If a week ago, the ruling Center Party was still defending its unlikely major donor, events of the weekend led to an about-turn. The party confirmed that the €50,000 donation from little-known Tartu entrepreneur Jana-Helen Juhaste made toward the beginning of the year has been returned. “I decided we would return the donation and not accept it,” Center Party chairman, PM Jüri Ratas emphasized on Monday.
Ratas told the Riigikogu during Question Time last Wednesday that he believes the version according to which Juhaste’s donation is the result of a very personal story. Moreover, when it turned out the Political Parties Financing Surveillance Committee (ERJK) had turned to the prosecution over Juhaste’s income being insufficient to facilitate the donation in May, Center sent out a press release where the businesswoman confirmed the donation was made from personal funds to support the party’s worldview.
Ratas said on Monday that it remained unclear for the party who the money was meant for inside the family and what was its purpose. “A lot of questions have cropped up to which there are no answers,” Ratas admitted. However, these questions only cropped up when the donation was shown to be suspicious in the media. Ratas admitted that his decision to return the money to Juhaste was affected by an Eesti Ekspress article from June 6 that reveals the money could be from Juhaste’s ex-partner Martin Künnap.
Almost six months of silence
Center received the donation on January 22. No serious questions apparently cropped up at the time as the party kept the donation for almost half a year. “I have said all along that the party will return the money should there remain unanswered questions. I believe the Center Party has done the ethical thing here and returned the donation,” the PM explained.

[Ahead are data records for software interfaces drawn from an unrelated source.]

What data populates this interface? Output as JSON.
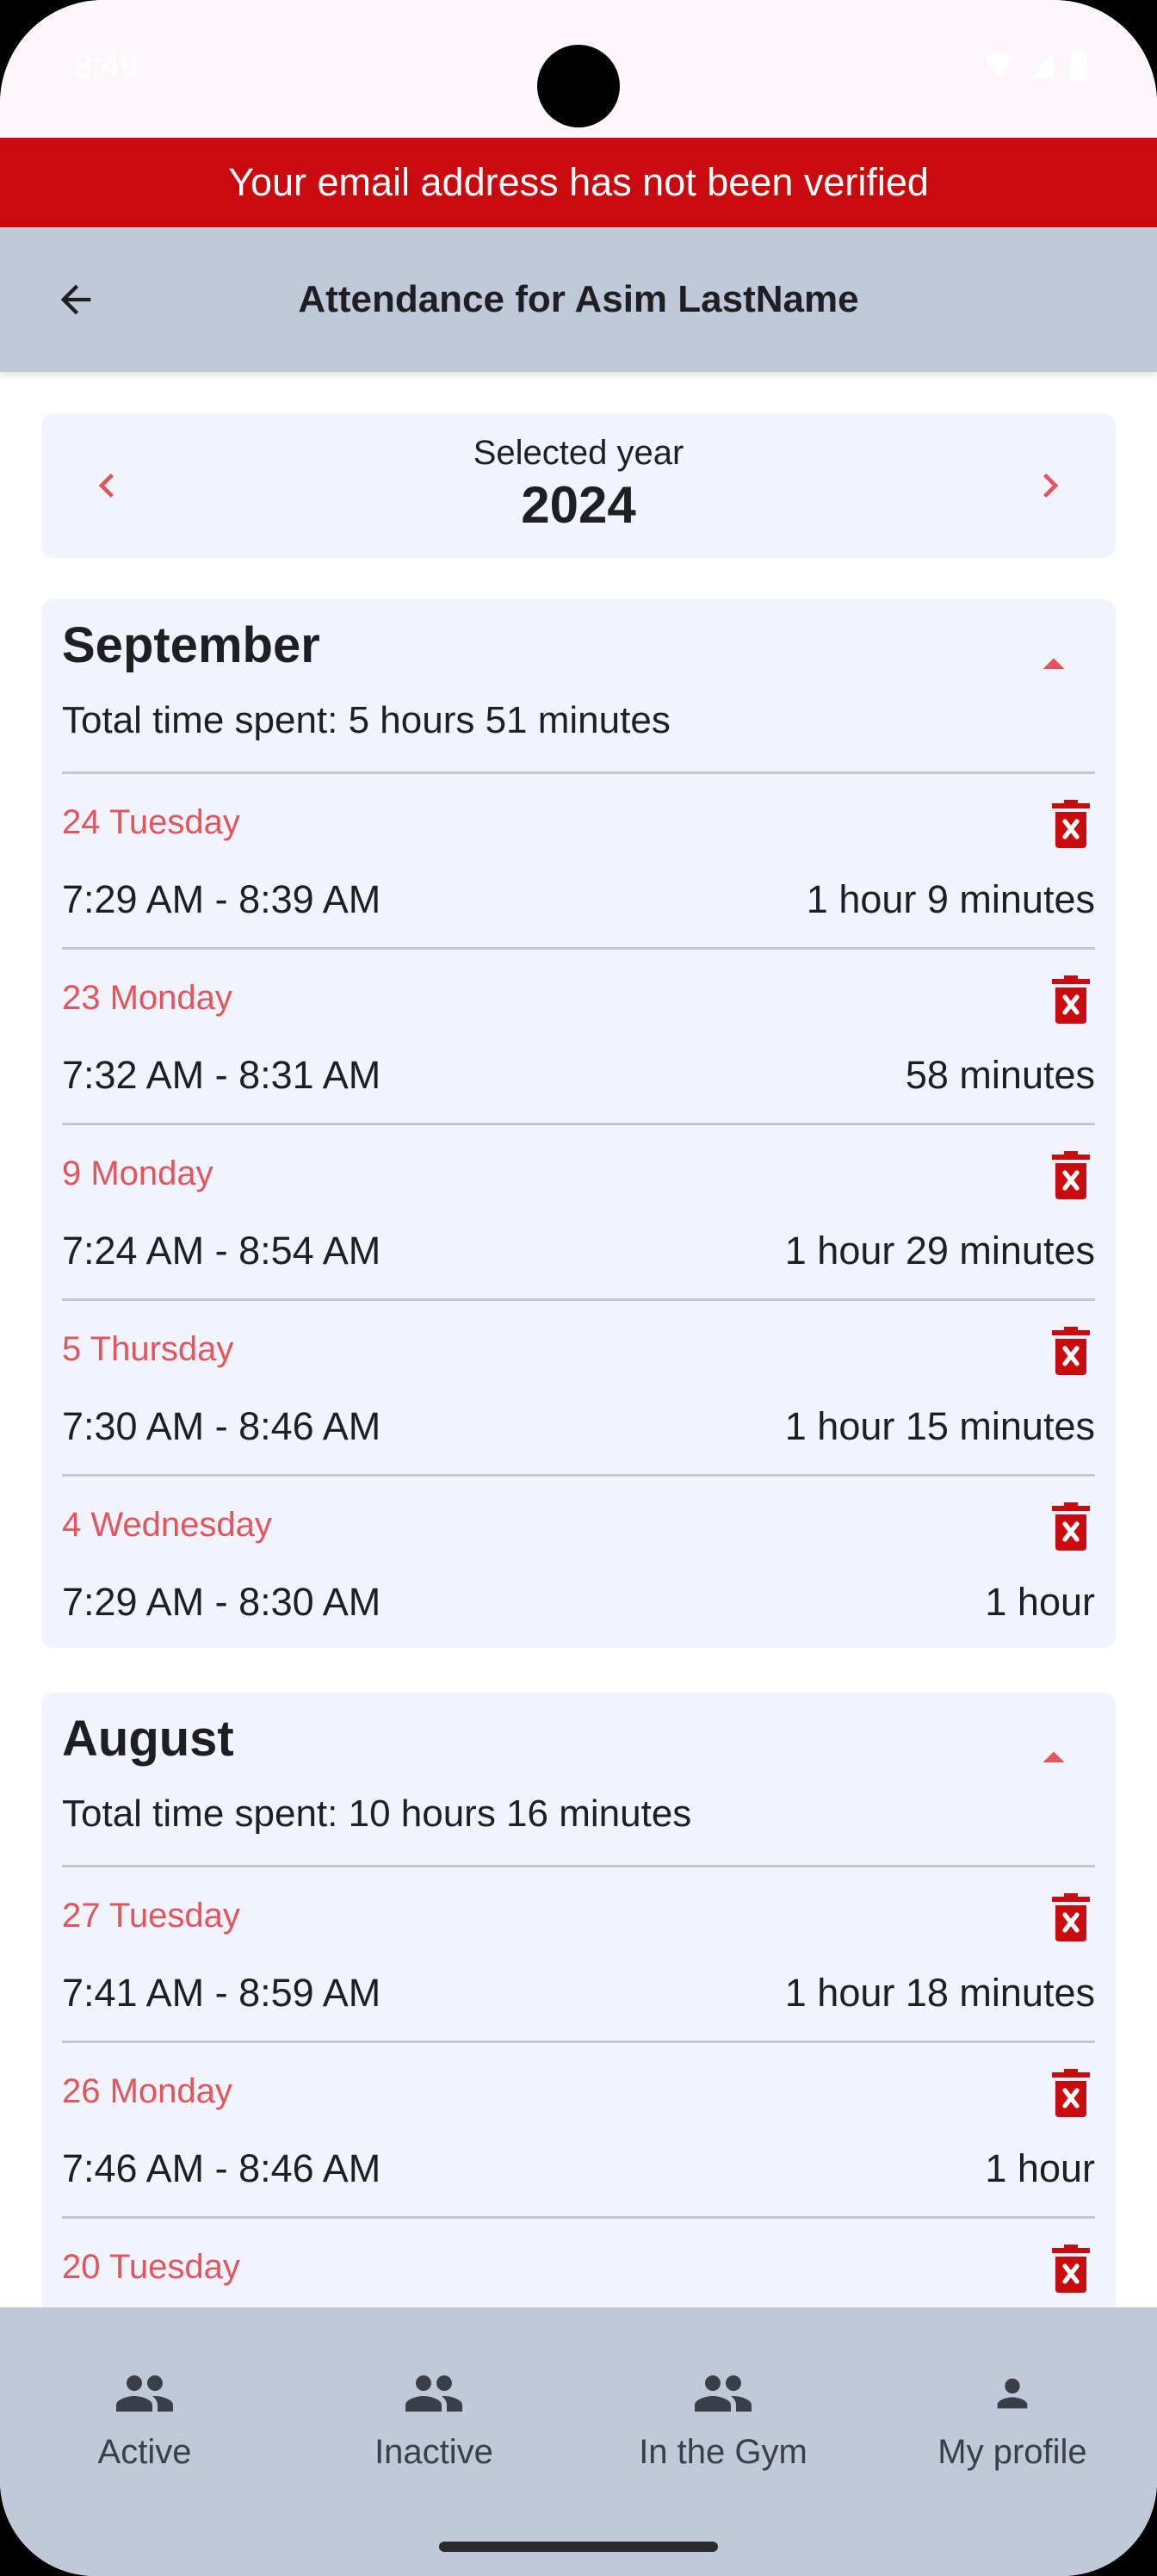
{
  "status_bar": {
    "time": "8:49"
  },
  "banner": {
    "text": "Your email address has not been verified"
  },
  "app_bar": {
    "title": "Attendance for Asim LastName"
  },
  "year_selector": {
    "label": "Selected year",
    "year": "2024"
  },
  "months": [
    {
      "name": "September",
      "total": "Total time spent: 5 hours 51 minutes",
      "entries": [
        {
          "day": "24 Tuesday",
          "time": "7:29 AM - 8:39 AM",
          "duration": "1 hour 9 minutes"
        },
        {
          "day": "23 Monday",
          "time": "7:32 AM - 8:31 AM",
          "duration": "58 minutes"
        },
        {
          "day": "9 Monday",
          "time": "7:24 AM - 8:54 AM",
          "duration": "1 hour 29 minutes"
        },
        {
          "day": "5 Thursday",
          "time": "7:30 AM - 8:46 AM",
          "duration": "1 hour 15 minutes"
        },
        {
          "day": "4 Wednesday",
          "time": "7:29 AM - 8:30 AM",
          "duration": "1 hour"
        }
      ]
    },
    {
      "name": "August",
      "total": "Total time spent: 10 hours 16 minutes",
      "entries": [
        {
          "day": "27 Tuesday",
          "time": "7:41 AM - 8:59 AM",
          "duration": "1 hour 18 minutes"
        },
        {
          "day": "26 Monday",
          "time": "7:46 AM - 8:46 AM",
          "duration": "1 hour"
        },
        {
          "day": "20 Tuesday",
          "time": "",
          "duration": ""
        }
      ]
    }
  ],
  "bottom_nav": [
    {
      "label": "Active",
      "icon": "group-icon"
    },
    {
      "label": "Inactive",
      "icon": "group-icon"
    },
    {
      "label": "In the Gym",
      "icon": "group-icon"
    },
    {
      "label": "My profile",
      "icon": "person-icon"
    }
  ],
  "colors": {
    "accent": "#e3545c",
    "banner": "#c90b0f",
    "delete": "#c90b0f",
    "app_bar": "#c0c9da",
    "card": "#f1f4fc"
  }
}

Ratas added that considering the party’s less than stellar past, there are heightened expectations for financial affairs to be transparent. The coalition has also entered into Riigikogu proceedings a bill that seeks to abolish the ERJK that it claims would make party finances even more transparent and control more effective.
Would the party have been as diligent investigating the origin of the money had the donation and questionable aspects not come to light? “It is clear that the origin of the money always needs to be checked. Was it done quickly enough? It could certainly have been done sooner,” the PM said in summary.
The board of the Center Party discussed how to render in-house checks more effective last week, while Ratas says parties’ hands are often tied as they can only ask a person why they donated and whether the money’s theirs and simply have to take people’s word for it. Asked whether Ratas knows the businessman named by weekly Eesti Ekspress, the PM said: “I was not in touch. I do not know the name.”
The prosecution is set to analyze the case materials and decide whether to launch criminal proceedings by June 12. The Political Parties Act classifies as illegal physical person donations made from the assets of a third person.
Partners not quick to judge
“The Center Party will have to get its own house in order. We will not be adopting a stance here,” Mart Helme, chairman of the Conservative People’s Party (EKRE) and Center’s coalition partner, said. “While their explanations seem to make sense, we cannot say whether they can be considered exhaustive or what else might come of it. We are not an investigative organ,” Helme said.
Isamaa chairman Helir-Valdor Seeder said the party trusts the prosecution’s judgment and to get to the bottom of the matter should it deem an investigation necessary. “We have organizations with the necessary capacity and information. I have no more information than what can be gleamed from the media. It would not be right to draw conclusions and pass judgment based on that,” Seeder said, effectively refusing to comment on Center’s conduct. The party chairman emphasized, however, that party financing needs to be honest and transparent.